Speaking off-the-cuff, the pope said an economist recently told him that the “best” investment one can make is in arms manufacturing. “There is more investment in arms than in the future of children,” he said.
“Where are you sailing, Europe and the West, with the discarding of the elderly, walls of barbed wire, massive numbers of deaths at sea, and empty cradles?” he asked, returning to his prepared text. He also criticized the “hasty but mistaken remedies” to life’s problems offered by Western societies, “like easy access to death, a convenient answer that seems sweet but is in fact more bitter than the waters of the sea.”
The pope lamented the developed world’s “creeping utilitarianism” which abandons the unborn and elderly, recalling “the great challenge of welcoming, protecting, promoting, and integrating those who come from afar and knock on our doors, and the isolation felt by so many families that find it hard to bring children into the world and raise them.”
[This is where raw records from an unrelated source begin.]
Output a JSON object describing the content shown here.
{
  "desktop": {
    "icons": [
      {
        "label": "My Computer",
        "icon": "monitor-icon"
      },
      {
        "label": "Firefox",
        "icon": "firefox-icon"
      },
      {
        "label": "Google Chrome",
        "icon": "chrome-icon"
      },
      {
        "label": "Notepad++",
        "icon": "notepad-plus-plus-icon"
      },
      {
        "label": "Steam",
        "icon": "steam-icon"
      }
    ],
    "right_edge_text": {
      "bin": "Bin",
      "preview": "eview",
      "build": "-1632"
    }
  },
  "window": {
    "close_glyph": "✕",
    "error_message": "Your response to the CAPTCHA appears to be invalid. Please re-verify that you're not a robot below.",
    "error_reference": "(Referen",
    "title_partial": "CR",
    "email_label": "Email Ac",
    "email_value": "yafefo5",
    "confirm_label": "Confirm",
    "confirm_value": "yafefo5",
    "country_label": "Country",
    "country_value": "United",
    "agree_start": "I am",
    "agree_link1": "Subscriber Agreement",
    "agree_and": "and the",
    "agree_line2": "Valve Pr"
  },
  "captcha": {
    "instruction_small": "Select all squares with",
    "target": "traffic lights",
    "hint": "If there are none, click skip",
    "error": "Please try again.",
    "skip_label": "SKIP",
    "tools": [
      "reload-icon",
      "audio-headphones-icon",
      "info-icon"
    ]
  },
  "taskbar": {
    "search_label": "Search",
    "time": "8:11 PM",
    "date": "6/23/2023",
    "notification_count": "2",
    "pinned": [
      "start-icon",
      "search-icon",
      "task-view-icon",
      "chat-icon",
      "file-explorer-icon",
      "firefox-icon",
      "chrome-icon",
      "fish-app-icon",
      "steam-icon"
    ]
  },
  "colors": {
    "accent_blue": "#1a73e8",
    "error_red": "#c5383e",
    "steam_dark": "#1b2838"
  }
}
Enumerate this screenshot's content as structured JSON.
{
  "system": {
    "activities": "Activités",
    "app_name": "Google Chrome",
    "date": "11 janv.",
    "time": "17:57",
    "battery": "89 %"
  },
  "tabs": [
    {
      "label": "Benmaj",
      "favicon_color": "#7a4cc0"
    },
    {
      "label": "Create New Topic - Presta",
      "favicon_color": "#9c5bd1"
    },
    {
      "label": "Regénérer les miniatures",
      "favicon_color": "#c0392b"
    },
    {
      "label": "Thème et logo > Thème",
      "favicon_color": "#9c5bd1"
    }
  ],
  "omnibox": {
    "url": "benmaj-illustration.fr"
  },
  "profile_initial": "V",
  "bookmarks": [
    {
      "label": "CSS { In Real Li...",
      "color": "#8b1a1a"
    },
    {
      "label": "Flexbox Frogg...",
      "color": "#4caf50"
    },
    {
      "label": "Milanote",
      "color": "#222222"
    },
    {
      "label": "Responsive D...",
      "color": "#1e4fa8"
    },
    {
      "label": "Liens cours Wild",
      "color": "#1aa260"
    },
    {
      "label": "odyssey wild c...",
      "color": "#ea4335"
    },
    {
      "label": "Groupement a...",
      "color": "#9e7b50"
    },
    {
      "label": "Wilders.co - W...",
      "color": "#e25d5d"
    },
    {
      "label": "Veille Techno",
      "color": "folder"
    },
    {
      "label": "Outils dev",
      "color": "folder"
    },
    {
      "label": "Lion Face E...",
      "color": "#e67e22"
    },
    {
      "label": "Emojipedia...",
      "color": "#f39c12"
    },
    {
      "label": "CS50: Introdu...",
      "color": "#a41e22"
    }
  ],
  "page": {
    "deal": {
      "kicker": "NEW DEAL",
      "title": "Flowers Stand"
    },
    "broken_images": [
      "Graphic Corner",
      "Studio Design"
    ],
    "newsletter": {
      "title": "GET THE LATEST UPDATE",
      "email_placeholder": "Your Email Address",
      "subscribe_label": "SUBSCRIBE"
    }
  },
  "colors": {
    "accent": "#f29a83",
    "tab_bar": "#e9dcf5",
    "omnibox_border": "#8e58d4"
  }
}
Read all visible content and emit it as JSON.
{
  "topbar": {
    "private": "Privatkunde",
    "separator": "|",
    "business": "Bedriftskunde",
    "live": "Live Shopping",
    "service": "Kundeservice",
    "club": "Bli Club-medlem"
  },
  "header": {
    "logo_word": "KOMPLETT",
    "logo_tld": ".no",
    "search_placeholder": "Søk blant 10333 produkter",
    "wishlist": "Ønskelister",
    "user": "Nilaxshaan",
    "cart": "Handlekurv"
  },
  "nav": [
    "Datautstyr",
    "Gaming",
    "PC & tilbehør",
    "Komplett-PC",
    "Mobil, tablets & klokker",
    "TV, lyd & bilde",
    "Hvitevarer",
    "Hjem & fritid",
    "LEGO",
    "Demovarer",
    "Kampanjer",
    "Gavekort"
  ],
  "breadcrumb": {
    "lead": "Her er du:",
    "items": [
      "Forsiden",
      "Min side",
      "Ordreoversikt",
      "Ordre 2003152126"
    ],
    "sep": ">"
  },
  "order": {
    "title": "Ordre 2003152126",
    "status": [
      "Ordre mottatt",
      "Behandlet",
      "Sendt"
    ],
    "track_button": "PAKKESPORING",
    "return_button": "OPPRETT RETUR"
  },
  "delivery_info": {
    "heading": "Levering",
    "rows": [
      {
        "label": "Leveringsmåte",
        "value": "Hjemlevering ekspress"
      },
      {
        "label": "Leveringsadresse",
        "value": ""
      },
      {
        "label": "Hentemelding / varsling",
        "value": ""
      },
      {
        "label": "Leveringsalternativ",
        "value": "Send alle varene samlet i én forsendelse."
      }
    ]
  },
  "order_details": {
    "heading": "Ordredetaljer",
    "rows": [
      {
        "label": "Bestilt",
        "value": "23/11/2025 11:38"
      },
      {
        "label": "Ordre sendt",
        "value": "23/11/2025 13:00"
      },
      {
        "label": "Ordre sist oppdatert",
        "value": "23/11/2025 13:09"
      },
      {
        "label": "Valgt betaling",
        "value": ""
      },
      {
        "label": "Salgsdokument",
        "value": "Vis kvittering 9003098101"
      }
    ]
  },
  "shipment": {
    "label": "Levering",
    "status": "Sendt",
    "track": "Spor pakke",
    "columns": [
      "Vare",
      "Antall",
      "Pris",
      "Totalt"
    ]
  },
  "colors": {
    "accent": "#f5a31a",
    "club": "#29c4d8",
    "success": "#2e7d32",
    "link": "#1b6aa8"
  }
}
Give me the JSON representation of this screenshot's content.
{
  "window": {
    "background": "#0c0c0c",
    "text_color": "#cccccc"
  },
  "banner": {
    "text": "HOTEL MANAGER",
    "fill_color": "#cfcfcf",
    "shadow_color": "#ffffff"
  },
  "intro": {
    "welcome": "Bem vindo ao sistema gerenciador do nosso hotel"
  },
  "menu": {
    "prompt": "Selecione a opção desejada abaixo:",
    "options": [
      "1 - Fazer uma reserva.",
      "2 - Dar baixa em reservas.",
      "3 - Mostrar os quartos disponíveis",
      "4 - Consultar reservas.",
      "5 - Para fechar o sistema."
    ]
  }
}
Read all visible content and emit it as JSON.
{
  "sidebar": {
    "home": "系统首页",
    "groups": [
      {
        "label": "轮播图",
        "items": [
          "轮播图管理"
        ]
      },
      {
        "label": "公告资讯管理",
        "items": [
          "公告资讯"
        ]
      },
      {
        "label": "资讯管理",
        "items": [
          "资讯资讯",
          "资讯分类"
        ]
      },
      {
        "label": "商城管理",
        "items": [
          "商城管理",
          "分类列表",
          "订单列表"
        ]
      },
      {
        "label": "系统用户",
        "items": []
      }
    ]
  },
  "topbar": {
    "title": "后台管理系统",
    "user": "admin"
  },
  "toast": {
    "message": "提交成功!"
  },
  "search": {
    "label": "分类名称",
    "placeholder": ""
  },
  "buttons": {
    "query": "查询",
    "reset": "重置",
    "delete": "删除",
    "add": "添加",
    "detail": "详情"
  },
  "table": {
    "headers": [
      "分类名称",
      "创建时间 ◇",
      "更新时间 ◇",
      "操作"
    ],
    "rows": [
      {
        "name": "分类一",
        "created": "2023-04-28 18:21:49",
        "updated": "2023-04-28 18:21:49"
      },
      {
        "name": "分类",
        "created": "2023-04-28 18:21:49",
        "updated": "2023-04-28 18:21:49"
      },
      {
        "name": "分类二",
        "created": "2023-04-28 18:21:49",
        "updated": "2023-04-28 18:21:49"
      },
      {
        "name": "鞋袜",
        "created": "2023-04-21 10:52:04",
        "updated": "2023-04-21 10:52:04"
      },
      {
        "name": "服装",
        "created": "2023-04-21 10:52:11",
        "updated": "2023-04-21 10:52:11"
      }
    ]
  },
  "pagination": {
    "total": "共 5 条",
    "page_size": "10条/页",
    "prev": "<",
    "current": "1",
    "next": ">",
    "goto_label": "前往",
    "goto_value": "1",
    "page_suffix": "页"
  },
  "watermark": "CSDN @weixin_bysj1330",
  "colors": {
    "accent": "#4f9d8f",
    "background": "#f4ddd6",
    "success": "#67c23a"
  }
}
“Lisbon,” however, “gives us a reason to hope,” the pope said.
“At a time when we are witnessing on many sides a climate of protest and unrest, a fertile terrain for forms of populism and conspiracy theories, World Youth Day represents a chance to build together,” he said.
Pope Francis identified three areas where he urged people to work together: caring for the environment, creating a promising future for young people, and promoting fraternity.
The ocean just beyond Lisbon’s coast “reminds us that human life is meant to be an integrated part of an environment greater than ourselves, one that must be protected and watched over with care and concern for the sake of future generations,” he said. Yet humanity is “transforming the great reserves of life into dumping grounds for plastic.”
“How can we claim to believe in young people, if we do not give them healthy spaces in which to build the future?” the pope asked.
Pope Francis also listed many of the problems young people encounter as they enter adulthood: “lack of jobs, the dizzying pace of contemporary life, hikes in the cost of living, the difficulty of finding housing and, even more disturbing, the fear of forming families and bringing children into the world.”
Reflecting trends across the West, Portugal has suffered from declining fertility rates for decades, now reaching 1.4 births per woman according to the World Bank – well below the replacement rate of 2.1.
“The future,” Pope Francis said, “calls for reversing the fall in the birth rate and the weakening of the will to live,” which he said involves “correcting the imbalances of a market economy that produces wealth but fails to distribute it.”
On fraternity, the pope said that young people, “with their pleas for peace and their thirst for life,” are an example of breaking down barriers between people with different opinions and creeds.
World Youth Day organizers expect more than 1 million people to travel to Lisbon from more than 200 countries for the six-day international gathering. Pope Francis was scheduled to celebrate the closing Mass Aug. 6.